> [EXERCISE GOAL]: From the entries underneath, give the number of lines holding the word "coordinate", without any other words.

> [DATA UNDER STUDY]:
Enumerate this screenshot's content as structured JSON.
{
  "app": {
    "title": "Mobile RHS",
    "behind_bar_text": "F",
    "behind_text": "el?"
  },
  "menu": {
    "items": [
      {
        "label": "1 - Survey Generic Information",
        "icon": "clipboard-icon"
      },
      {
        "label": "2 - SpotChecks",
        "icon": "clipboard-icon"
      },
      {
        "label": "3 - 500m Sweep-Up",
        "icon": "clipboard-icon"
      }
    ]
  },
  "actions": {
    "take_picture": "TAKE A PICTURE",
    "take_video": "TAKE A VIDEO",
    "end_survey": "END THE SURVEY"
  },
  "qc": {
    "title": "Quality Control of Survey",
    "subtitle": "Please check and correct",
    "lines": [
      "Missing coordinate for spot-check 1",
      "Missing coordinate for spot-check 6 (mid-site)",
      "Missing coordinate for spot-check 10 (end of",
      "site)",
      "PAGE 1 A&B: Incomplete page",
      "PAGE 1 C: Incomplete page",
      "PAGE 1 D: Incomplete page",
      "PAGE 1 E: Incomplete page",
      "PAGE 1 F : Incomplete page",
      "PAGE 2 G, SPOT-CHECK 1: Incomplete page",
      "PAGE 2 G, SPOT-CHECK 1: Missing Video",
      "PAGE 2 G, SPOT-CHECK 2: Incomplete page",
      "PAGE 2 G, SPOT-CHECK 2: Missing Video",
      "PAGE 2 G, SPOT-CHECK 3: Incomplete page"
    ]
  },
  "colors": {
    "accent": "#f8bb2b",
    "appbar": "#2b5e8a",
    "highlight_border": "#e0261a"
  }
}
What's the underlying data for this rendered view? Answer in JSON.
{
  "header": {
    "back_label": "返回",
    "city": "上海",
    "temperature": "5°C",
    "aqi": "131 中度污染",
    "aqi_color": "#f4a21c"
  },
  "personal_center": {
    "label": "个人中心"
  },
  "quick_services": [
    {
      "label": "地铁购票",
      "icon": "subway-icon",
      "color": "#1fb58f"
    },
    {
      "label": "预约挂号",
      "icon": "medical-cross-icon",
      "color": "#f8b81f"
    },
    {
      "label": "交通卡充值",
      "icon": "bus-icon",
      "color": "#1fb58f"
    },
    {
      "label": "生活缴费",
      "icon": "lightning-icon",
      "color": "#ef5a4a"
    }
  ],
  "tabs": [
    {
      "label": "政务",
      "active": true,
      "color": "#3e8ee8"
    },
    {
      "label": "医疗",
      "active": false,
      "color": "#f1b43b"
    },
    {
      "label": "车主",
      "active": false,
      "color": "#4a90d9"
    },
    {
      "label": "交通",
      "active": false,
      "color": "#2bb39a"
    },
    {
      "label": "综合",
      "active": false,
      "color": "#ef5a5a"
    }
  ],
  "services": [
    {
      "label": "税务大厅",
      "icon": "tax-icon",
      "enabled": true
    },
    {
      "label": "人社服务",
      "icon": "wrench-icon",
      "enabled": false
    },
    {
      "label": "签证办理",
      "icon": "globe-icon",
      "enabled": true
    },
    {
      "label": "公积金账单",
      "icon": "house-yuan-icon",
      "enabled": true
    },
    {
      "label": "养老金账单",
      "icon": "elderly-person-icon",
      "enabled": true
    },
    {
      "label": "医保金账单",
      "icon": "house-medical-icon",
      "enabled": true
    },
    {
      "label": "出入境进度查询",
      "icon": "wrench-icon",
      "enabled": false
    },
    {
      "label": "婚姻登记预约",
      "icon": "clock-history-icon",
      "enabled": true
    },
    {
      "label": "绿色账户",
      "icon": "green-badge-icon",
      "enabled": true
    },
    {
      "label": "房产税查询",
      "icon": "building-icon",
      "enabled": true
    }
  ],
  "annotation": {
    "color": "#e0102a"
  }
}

> [OUTPUT FOR THIS EXERCISE]: 3